It is, in two words, inherently empowering. And to me, this is the answer to that question. When technology perfectly articulates its own empowerment it migrates into the background of society, no longer a big deal. Just there for everyone to enjoy.
Of course, that’s not to say all technological developments achieve this holy grail of leverage. Much development results in brand new technology that never sees widespread use. Many times this is the natural inefficiencies in a capitalist market. Frustrated technologists try to cope using open forums for ideas and development. Open source is a modern example, but public universities have always openly shared their work.
But still we see failures of technology.
Now, if you accept that technology has succeeded when it multiples out the abilities of humanity then the development of the technology is just part of the problem. Just as important is the interface between it and actual living, breathing humans. For technology to effectively leverage our abilities, it must become an invisible extension of ourselves; the interface, the line the technology draws around us, must be a perfect fit between humans and that goal, right there, the one they’re really after. Without something close to perfection, you’ve got just another disappointment, and worse: a waste of someone’s time spent thinking. There is a huge class of ignored and overlooked problems here in these interfaces.
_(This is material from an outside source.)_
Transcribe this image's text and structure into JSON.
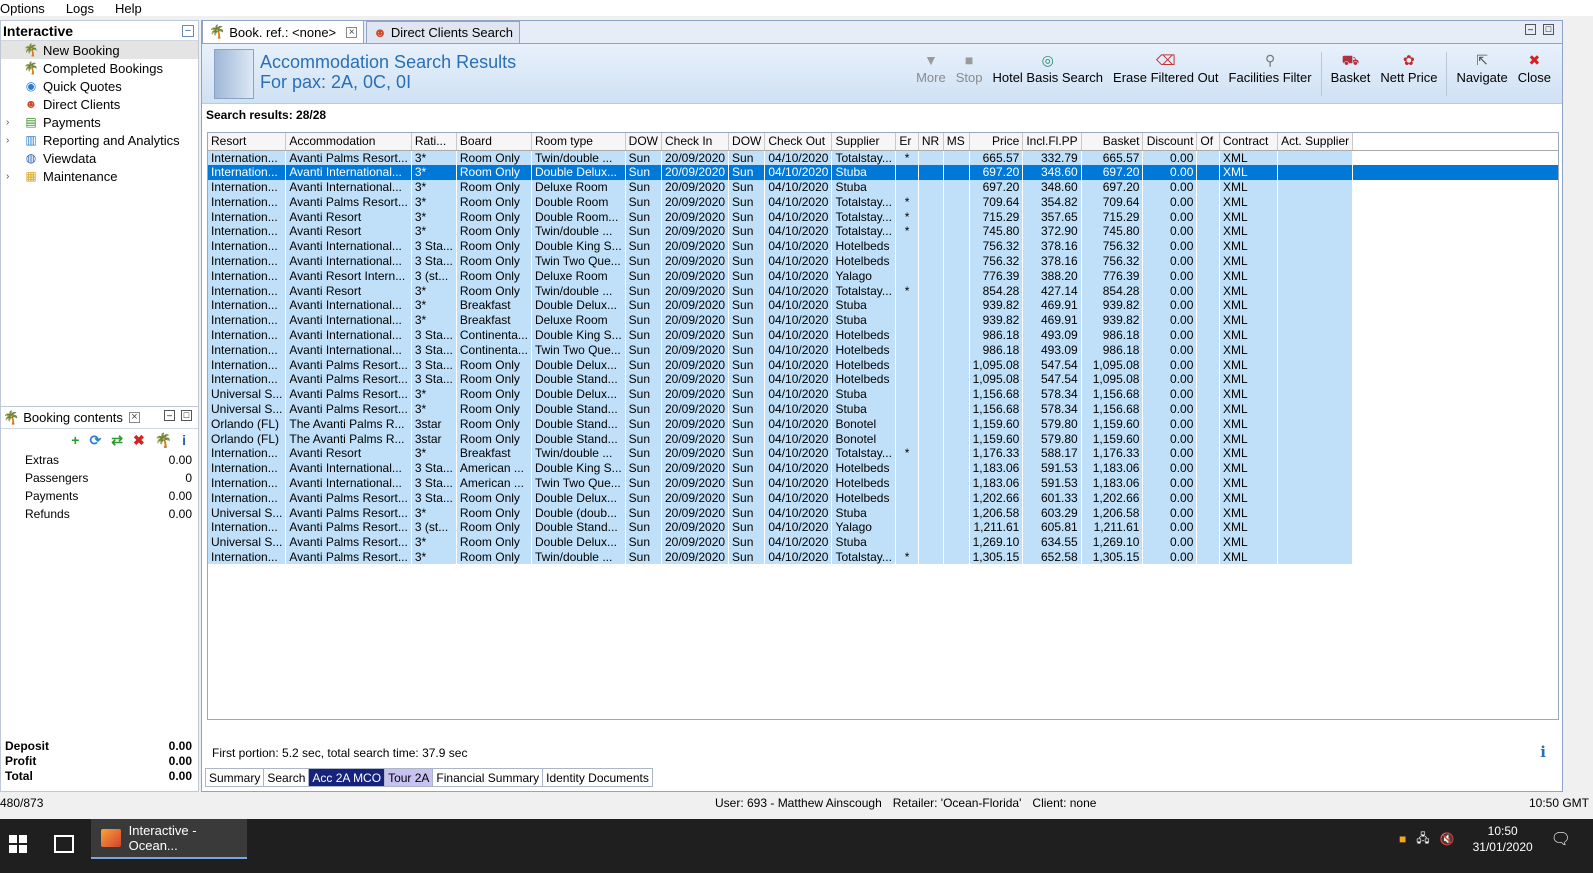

These are problems of design; not in the narrow ‘how-does-it-look’ sense, but in a much deeper ‘how-is-the-functioning-of-this-going-to-interact-with-a-human’ sense.
And I have come to realise that this is a question that I care deeply about. Technology is not an end-in-itself. It must be designed to be used. No, that’s too weak. Technology must be designed to make people’s lives better. When designing something don’t just think ‘how will this be used?’ Instead, think ‘how will this make someone’s life better?’ Don’t waste your life on simple, easy half goals: aim for the big one. Find your target market and work out how your idea will make their life better. And I mean, really make someone’s life better. Imagine your product fully integrated into their life. Can’t see it yet? Well, back to the design then. You’re aiming for a glove here. Accept nothing less.
Looking back at some of my essays I can see that I’ve been talking around this indirectly for some time. I recently listened to a podcast by Merlin Mann of 43 Folders and John Gruber of Daring Fireball that managed to crystallise my obsession for me. So I’m now planning of focusing on this idea. I want to see technology designed first and foremost to interact with humans, to fit into their lives invisibly and to thus make their lives better.
There will still be book reviews, because I love to read and writing those makes me a better reader, but I will be attempting to focus my other writing on this central idea: Technology Designed around People. I have no idea if I’m going to succeed, but at least focusing my rants might make me less annoying to be around. I also believe that society has a fixed amount of attention, this will be an attempt to focus some of that attention where I think it should be.